Complaints are mounting about auto renewal charges assigned to customers’ accounts. If you weren’t paying attention when you signed up for a subscription deal a couple of months ago or took advantage of a free trial offer, you may find new auto-renewal charges on your credit card or bank account.
Auto-Renewal Charges Prompt Customer Complaints and Lawsuits
These endless charges may be difficult to spot and even harder to cancel. Representatives from the National Consumer Law Center report that the complaints over auto-renewal charges have been rising in recent years because companies make it as easy as possible to auto-renew while also making it hard to discontinue the services. Free trial offers, annual memberships, recurring services and low-priced subscriptions have all been tied to unexpected auto renewal charges.
Many consumers don’t realize that when the initial period expires, charges for the services and goods will continuously be billed to their credit cards. In other situations, consumers may agree to the terms and accept the auto-renewal charges in the short term, but can’t figure out how to cancel the service if they no longer want it. Mountains of complaints have led to public officials, regulators and lawyers all taking notice of these controversial practices.
The Federal Trade Commission first pursued cases regarding auto renewal charges in October of 2014, through the Restore Online Shopper’s Confidence Act. Those were the first cases involving auto renewal charges since the law was put into place in 2010. Under those laws, companies are prohibited from charging consumers online unless all the terms of the purchase are clearly disclosed and the company has obtained the informed consent for the auto-renewal charges from the consumer. Although some lawsuits have led to settlements and updated terms for the specific companies named in the legal action, problems continue across the board as everyone from gyms to online subscription boxes are making use of auto-renewal charges.
Some consumers report that after signing up for a service, they don’t realize that the charge continues every single month until it is turned off. Canceling the auto-renewal charges is also a problem. Sometimes an email or phone call will end the charges but often it is nearly impossible to connect with a human representative at the company to terminate the services.
Consumers should be more vigilant than ever about the possibility of auto-renewal charges on their credit cards and bank accounts. A variety of apps have been developed to identify auto-renewal charges.
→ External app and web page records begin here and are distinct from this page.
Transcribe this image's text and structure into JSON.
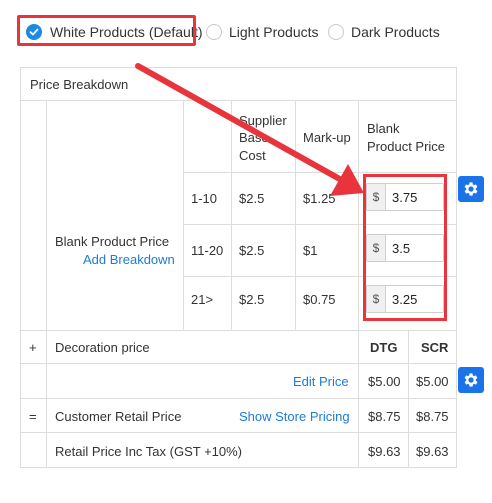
{
  "product_options": [
    {
      "label": "White Products (Default)",
      "selected": true
    },
    {
      "label": "Light Products",
      "selected": false
    },
    {
      "label": "Dark Products",
      "selected": false
    }
  ],
  "table": {
    "title": "Price Breakdown",
    "headers": {
      "supplier_cost": "Supplier Base Cost",
      "supplier_line1": "Supplier",
      "supplier_line2": "Base",
      "supplier_line3": "Cost",
      "markup": "Mark-up",
      "blank_line1": "Blank",
      "blank_line2": "Product Price"
    },
    "blank_product_label": "Blank Product Price",
    "add_breakdown": "Add Breakdown",
    "tiers": [
      {
        "range": "1-10",
        "cost": "$2.5",
        "markup": "$1.25",
        "currency": "$",
        "price": "3.75"
      },
      {
        "range": "11-20",
        "cost": "$2.5",
        "markup": "$1",
        "currency": "$",
        "price": "3.5"
      },
      {
        "range": "21>",
        "cost": "$2.5",
        "markup": "$0.75",
        "currency": "$",
        "price": "3.25"
      }
    ],
    "decoration": {
      "sign": "+",
      "label": "Decoration price",
      "col1": "DTG",
      "col2": "SCR",
      "edit_label": "Edit Price",
      "val1": "$5.00",
      "val2": "$5.00"
    },
    "retail": {
      "sign": "=",
      "label": "Customer Retail Price",
      "link": "Show Store Pricing",
      "val1": "$8.75",
      "val2": "$8.75"
    },
    "retail_tax": {
      "label": "Retail Price Inc Tax (GST +10%)",
      "val1": "$9.63",
      "val2": "$9.63"
    }
  },
  "colors": {
    "accent": "#1e88e5",
    "annotation": "#e8353d",
    "gear": "#1a73e8",
    "link": "#1e7bd6"
  }
}
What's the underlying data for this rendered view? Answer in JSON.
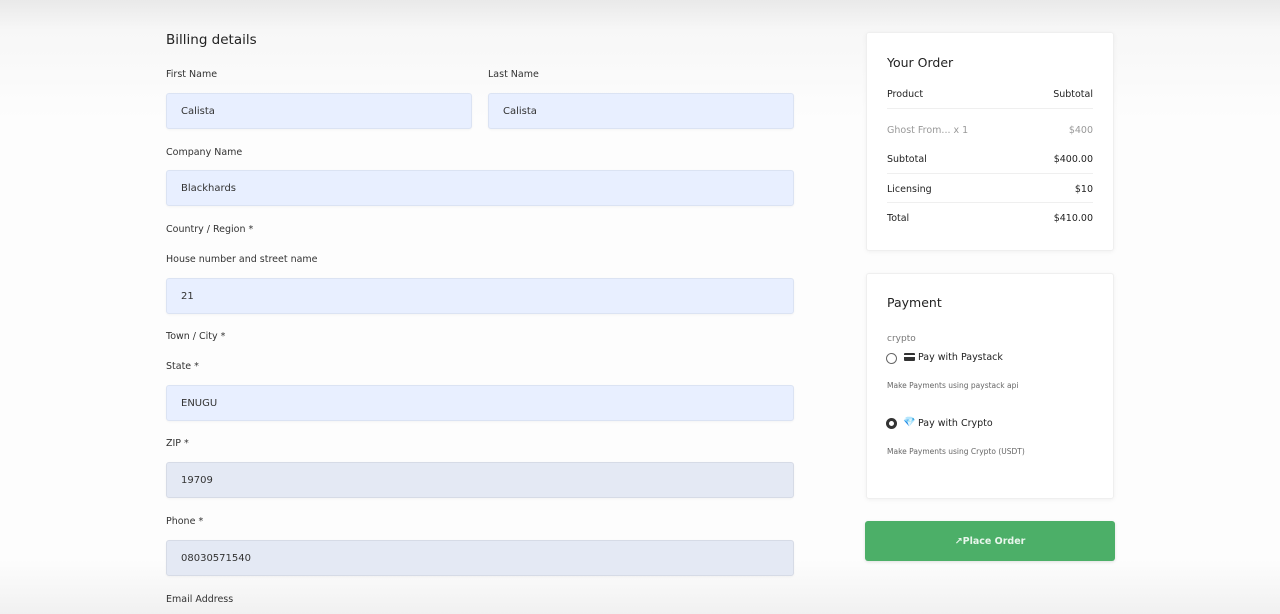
{
  "billing": {
    "title": "Billing details",
    "first_name": {
      "label": "First Name",
      "value": "Calista"
    },
    "last_name": {
      "label": "Last Name",
      "value": "Calista"
    },
    "company": {
      "label": "Company Name",
      "value": "Blackhards"
    },
    "country": {
      "label": "Country / Region *"
    },
    "house": {
      "label": "House number and street name",
      "value": "21"
    },
    "town": {
      "label": "Town / City *"
    },
    "state": {
      "label": "State *",
      "value": "ENUGU"
    },
    "zip": {
      "label": "ZIP *",
      "value": "19709"
    },
    "phone": {
      "label": "Phone *",
      "value": "08030571540"
    },
    "email": {
      "label": "Email Address"
    }
  },
  "order": {
    "title": "Your Order",
    "header": {
      "product": "Product",
      "subtotal": "Subtotal"
    },
    "item": {
      "name": "Ghost From... x 1",
      "price": "$400"
    },
    "subtotal": {
      "label": "Subtotal",
      "value": "$400.00"
    },
    "licensing": {
      "label": "Licensing",
      "value": "$10"
    },
    "total": {
      "label": "Total",
      "value": "$410.00"
    }
  },
  "payment": {
    "title": "Payment",
    "group_label": "crypto",
    "options": [
      {
        "label": "Pay with Paystack",
        "description": "Make Payments using paystack api",
        "selected": false,
        "icon": "card-icon"
      },
      {
        "label": "Pay with Crypto",
        "description": "Make Payments using Crypto (USDT)",
        "selected": true,
        "icon": "diamond-icon"
      }
    ]
  },
  "actions": {
    "place_order": "↗Place Order"
  },
  "colors": {
    "field_bg": "#e8efff",
    "button_green": "#4caf68"
  }
}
Consumers should also be aware of negative option renewals, which means that your credit card is automatically charged for a service or good unless you specifically opt out. Free 30-day trial offers are some of the most common basis of complaints over auto-renewal charges. While you can contact your credit card provider to discontinue the payments, you will also have to identify the merchant and figure out how to cancel the auto-renewal charge with them or they may report you to the financial credit bureaus for nonpayment.
The attorneys at Bradley/Grombacher are currently investigating claims from people who believe that they have been inappropriately subjected to auto renewal charges. Fill out the form on this page to learn more about your legal rights.